In an alternate reality there is place where age doesn’t hamper us, where you never quite “lose it”. For some this place is somewhere in a parallel universe, for others it’s at the bottom of a bottle, but be sure of one thing: it does exist. Schrodinger said so.. Perhaps Schrodinger would never have got anywhere if he had used Bernard Hopkins instead of a cat in his famous thought experiment which, to this day, makes my head hurt. Hopkins would have still been standing, defying all logic. Going under his new moniker – The Alien – may well have given us a clue to what is keeping Bernard going after all these years, maybe he’s going to win his next fight and get beamed aboard the mothership? I wouldn’t put it past him.
I lost count of how many times the commentators said the phrase “at 49 years old” last night, but it was more than 49 times. Hopkins wouldn’t have cared. Neither would Beibut Shumenov, although I bet you he was secretly smiling with joy that he had got a chance at the old man. He needn’t have bothered. The only person smiling in that ring last night was Bernard.
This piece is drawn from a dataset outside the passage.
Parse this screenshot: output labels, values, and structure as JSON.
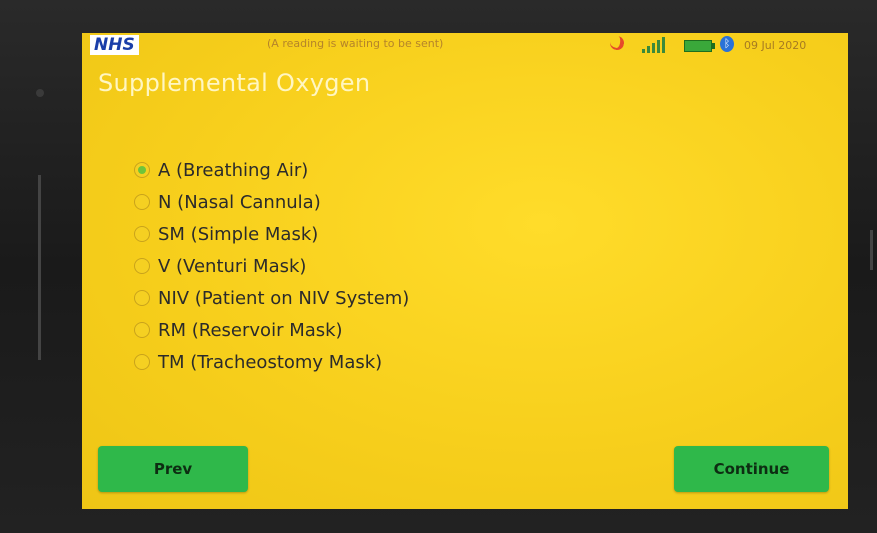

Shumenov was an awkward guy to fight, and durable, but although Hopkins looks much stiffer than he did when he first won a world title and the Spice Girls had just had their first number one hit, he was still a light year ahead of the man from Kazakhstan (Via Las Vegas). Hopkins still possesses a long distance straight right which seems impossible to connect with, but does so every time – Shumenov will tell you all about it right after he stops seeing the Hopkins fist looming towards him in nightmares. Bernard still has guile, class, and the age of the man is just a testament to how hard he must train – I never looked in that kind of shape at 18, never mind how I expect to look at Hopkins age.
As the fight ended Hopkins took to the crowd to shout “Unify before I’m 50!”. One judge didn’t see things that way and gave the fight to Shumenov, prompting huge boo’s from the crowd, but sense prevailed and the other two judges had Hopkins clearly in front. In truth, he had won that fight by light years of difference in every department required of a modern fighter.
Post-fight, Hopkins called out Adonis Stevenson – which we’d all love to see – and should he win that, his much talked about legacy will reverberate down the years until long after all of us are testing out Schrodinger’s theory for ourselves. “What makes you special?” asked the post-fight interviewer.
“Special?” Mused Hopkins. “Well, special just is. You can’t define special.” He was right.